§ WHAT NEEDS TO BE DONE
The records below are to be copied word for word, with every picture left out.
------ DATA SECTION ------
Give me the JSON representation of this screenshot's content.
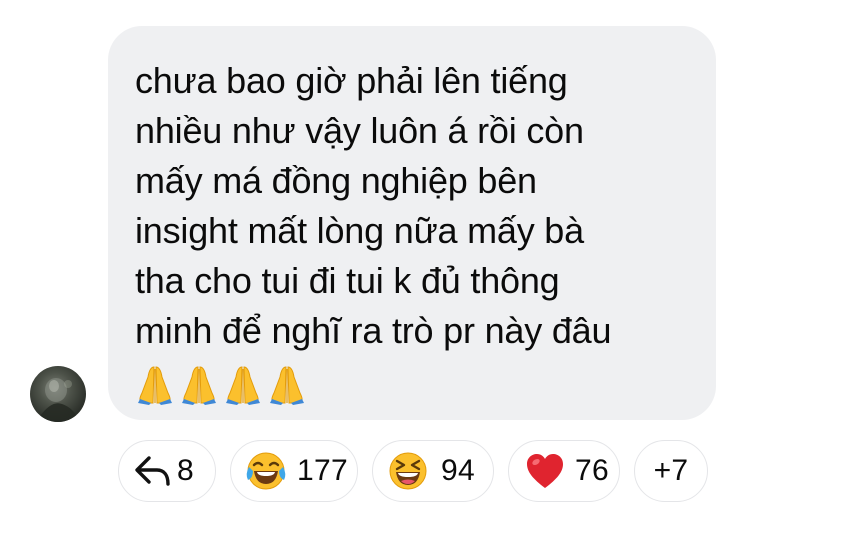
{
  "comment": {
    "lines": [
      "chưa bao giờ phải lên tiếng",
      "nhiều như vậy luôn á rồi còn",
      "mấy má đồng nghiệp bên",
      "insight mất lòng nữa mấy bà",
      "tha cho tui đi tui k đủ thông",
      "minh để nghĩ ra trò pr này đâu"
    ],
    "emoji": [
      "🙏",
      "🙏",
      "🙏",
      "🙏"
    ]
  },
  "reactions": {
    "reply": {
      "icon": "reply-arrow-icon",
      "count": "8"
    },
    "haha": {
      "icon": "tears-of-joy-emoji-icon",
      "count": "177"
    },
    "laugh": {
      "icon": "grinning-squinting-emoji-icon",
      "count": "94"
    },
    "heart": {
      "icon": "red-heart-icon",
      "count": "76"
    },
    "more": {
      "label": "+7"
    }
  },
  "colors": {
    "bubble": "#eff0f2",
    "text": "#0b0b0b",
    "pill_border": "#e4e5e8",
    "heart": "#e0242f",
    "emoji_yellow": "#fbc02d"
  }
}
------
§ OUTPUT FOR THIS EXERCISE
Give me the JSON representation of this screenshot's content.
{
  "comment": {
    "lines": [
      "chưa bao giờ phải lên tiếng",
      "nhiều như vậy luôn á rồi còn",
      "mấy má đồng nghiệp bên",
      "insight mất lòng nữa mấy bà",
      "tha cho tui đi tui k đủ thông",
      "minh để nghĩ ra trò pr này đâu"
    ],
    "emoji": [
      "🙏",
      "🙏",
      "🙏",
      "🙏"
    ]
  },
  "reactions": {
    "reply": {
      "icon": "reply-arrow-icon",
      "count": "8"
    },
    "haha": {
      "icon": "tears-of-joy-emoji-icon",
      "count": "177"
    },
    "laugh": {
      "icon": "grinning-squinting-emoji-icon",
      "count": "94"
    },
    "heart": {
      "icon": "red-heart-icon",
      "count": "76"
    },
    "more": {
      "label": "+7"
    }
  },
  "colors": {
    "bubble": "#eff0f2",
    "text": "#0b0b0b",
    "pill_border": "#e4e5e8",
    "heart": "#e0242f",
    "emoji_yellow": "#fbc02d"
  }
}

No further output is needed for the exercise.